DATA SHOWN -
====================

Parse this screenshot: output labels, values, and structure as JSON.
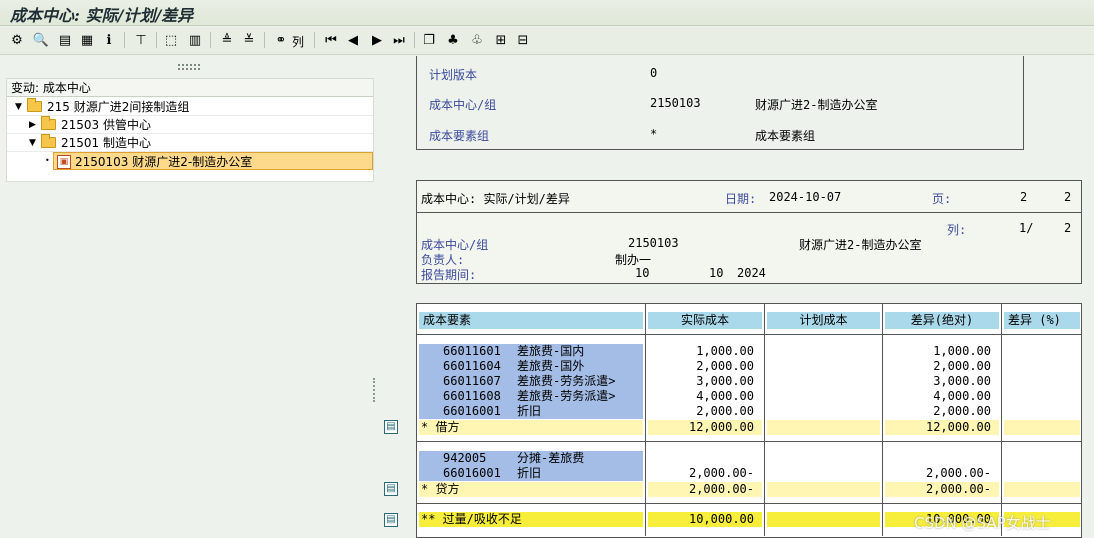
{
  "window": {
    "title": "成本中心: 实际/计划/差异"
  },
  "toolbar": {
    "icons": [
      "hierarchy-icon",
      "search-icon",
      "print-icon",
      "layout-icon",
      "info-icon",
      "filter-icon",
      "select-icon",
      "column-icon",
      "sort-asc-icon",
      "sort-desc-icon",
      "binoculars-icon",
      "first-icon",
      "prev-icon",
      "next-icon",
      "last-icon",
      "expand-icon",
      "tree-icon",
      "tree2-icon",
      "export-icon",
      "export2-icon"
    ],
    "column_label": "列"
  },
  "tree": {
    "header": "变动: 成本中心",
    "nodes": [
      {
        "label": "215 财源广进2间接制造组"
      },
      {
        "label": "21503 供管中心"
      },
      {
        "label": "21501 制造中心"
      },
      {
        "label": "2150103 财源广进2-制造办公室"
      }
    ]
  },
  "info": {
    "plan_version_label": "计划版本",
    "plan_version_value": "0",
    "cc_group_label": "成本中心/组",
    "cc_group_value": "2150103",
    "cc_group_name": "财源广进2-制造办公室",
    "ce_group_label": "成本要素组",
    "ce_group_value": "*",
    "ce_group_name": "成本要素组"
  },
  "report_header": {
    "title": "成本中心: 实际/计划/差异",
    "date_label": "日期:",
    "date_value": "2024-10-07",
    "page_label": "页:",
    "page_value": "2",
    "page_total": "2",
    "col_label": "列:",
    "col_value": "1/",
    "col_total": "2",
    "cc_label": "成本中心/组",
    "cc_value": "2150103",
    "cc_name": "财源广进2-制造办公室",
    "person_label": "负责人:",
    "person_value": "制办一",
    "period_label": "报告期间:",
    "period_from": "10",
    "period_to": "10",
    "period_year": "2024"
  },
  "grid": {
    "headers": [
      "成本要素",
      "实际成本",
      "计划成本",
      "差异(绝对)",
      "差异 (%)"
    ],
    "debit_rows": [
      {
        "code": "66011601",
        "name": "差旅费-国内",
        "actual": "1,000.00",
        "plan": "",
        "diff": "1,000.00"
      },
      {
        "code": "66011604",
        "name": "差旅费-国外",
        "actual": "2,000.00",
        "plan": "",
        "diff": "2,000.00"
      },
      {
        "code": "66011607",
        "name": "差旅费-劳务派遣>",
        "actual": "3,000.00",
        "plan": "",
        "diff": "3,000.00"
      },
      {
        "code": "66011608",
        "name": "差旅费-劳务派遣>",
        "actual": "4,000.00",
        "plan": "",
        "diff": "4,000.00"
      },
      {
        "code": "66016001",
        "name": "折旧",
        "actual": "2,000.00",
        "plan": "",
        "diff": "2,000.00"
      }
    ],
    "debit_total": {
      "label": "*  借方",
      "actual": "12,000.00",
      "diff": "12,000.00"
    },
    "credit_rows": [
      {
        "code": "942005",
        "name": "分摊-差旅费",
        "actual": "",
        "plan": "",
        "diff": ""
      },
      {
        "code": "66016001",
        "name": "折旧",
        "actual": "2,000.00-",
        "plan": "",
        "diff": "2,000.00-"
      }
    ],
    "credit_total": {
      "label": "*  贷方",
      "actual": "2,000.00-",
      "diff": "2,000.00-"
    },
    "grand_total": {
      "label": "** 过量/吸收不足",
      "actual": "10,000.00",
      "diff": "10,000.00"
    }
  },
  "watermark": "CSDN @SAP女战士",
  "colors": {
    "header_cell": "#a9d9ea",
    "account_cell": "#a4bde6",
    "subtotal": "#fff6b4",
    "total": "#f7ee3c"
  }
}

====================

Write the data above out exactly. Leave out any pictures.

Parse this screenshot: output labels, values, and structure as JSON.
{
  "window": {
    "title": "成本中心: 实际/计划/差异"
  },
  "toolbar": {
    "icons": [
      "hierarchy-icon",
      "search-icon",
      "print-icon",
      "layout-icon",
      "info-icon",
      "filter-icon",
      "select-icon",
      "column-icon",
      "sort-asc-icon",
      "sort-desc-icon",
      "binoculars-icon",
      "first-icon",
      "prev-icon",
      "next-icon",
      "last-icon",
      "expand-icon",
      "tree-icon",
      "tree2-icon",
      "export-icon",
      "export2-icon"
    ],
    "column_label": "列"
  },
  "tree": {
    "header": "变动: 成本中心",
    "nodes": [
      {
        "label": "215 财源广进2间接制造组"
      },
      {
        "label": "21503 供管中心"
      },
      {
        "label": "21501 制造中心"
      },
      {
        "label": "2150103 财源广进2-制造办公室"
      }
    ]
  },
  "info": {
    "plan_version_label": "计划版本",
    "plan_version_value": "0",
    "cc_group_label": "成本中心/组",
    "cc_group_value": "2150103",
    "cc_group_name": "财源广进2-制造办公室",
    "ce_group_label": "成本要素组",
    "ce_group_value": "*",
    "ce_group_name": "成本要素组"
  },
  "report_header": {
    "title": "成本中心: 实际/计划/差异",
    "date_label": "日期:",
    "date_value": "2024-10-07",
    "page_label": "页:",
    "page_value": "2",
    "page_total": "2",
    "col_label": "列:",
    "col_value": "1/",
    "col_total": "2",
    "cc_label": "成本中心/组",
    "cc_value": "2150103",
    "cc_name": "财源广进2-制造办公室",
    "person_label": "负责人:",
    "person_value": "制办一",
    "period_label": "报告期间:",
    "period_from": "10",
    "period_to": "10",
    "period_year": "2024"
  },
  "grid": {
    "headers": [
      "成本要素",
      "实际成本",
      "计划成本",
      "差异(绝对)",
      "差异 (%)"
    ],
    "debit_rows": [
      {
        "code": "66011601",
        "name": "差旅费-国内",
        "actual": "1,000.00",
        "plan": "",
        "diff": "1,000.00"
      },
      {
        "code": "66011604",
        "name": "差旅费-国外",
        "actual": "2,000.00",
        "plan": "",
        "diff": "2,000.00"
      },
      {
        "code": "66011607",
        "name": "差旅费-劳务派遣>",
        "actual": "3,000.00",
        "plan": "",
        "diff": "3,000.00"
      },
      {
        "code": "66011608",
        "name": "差旅费-劳务派遣>",
        "actual": "4,000.00",
        "plan": "",
        "diff": "4,000.00"
      },
      {
        "code": "66016001",
        "name": "折旧",
        "actual": "2,000.00",
        "plan": "",
        "diff": "2,000.00"
      }
    ],
    "debit_total": {
      "label": "*  借方",
      "actual": "12,000.00",
      "diff": "12,000.00"
    },
    "credit_rows": [
      {
        "code": "942005",
        "name": "分摊-差旅费",
        "actual": "",
        "plan": "",
        "diff": ""
      },
      {
        "code": "66016001",
        "name": "折旧",
        "actual": "2,000.00-",
        "plan": "",
        "diff": "2,000.00-"
      }
    ],
    "credit_total": {
      "label": "*  贷方",
      "actual": "2,000.00-",
      "diff": "2,000.00-"
    },
    "grand_total": {
      "label": "** 过量/吸收不足",
      "actual": "10,000.00",
      "diff": "10,000.00"
    }
  },
  "watermark": "CSDN @SAP女战士",
  "colors": {
    "header_cell": "#a9d9ea",
    "account_cell": "#a4bde6",
    "subtotal": "#fff6b4",
    "total": "#f7ee3c"
  }
}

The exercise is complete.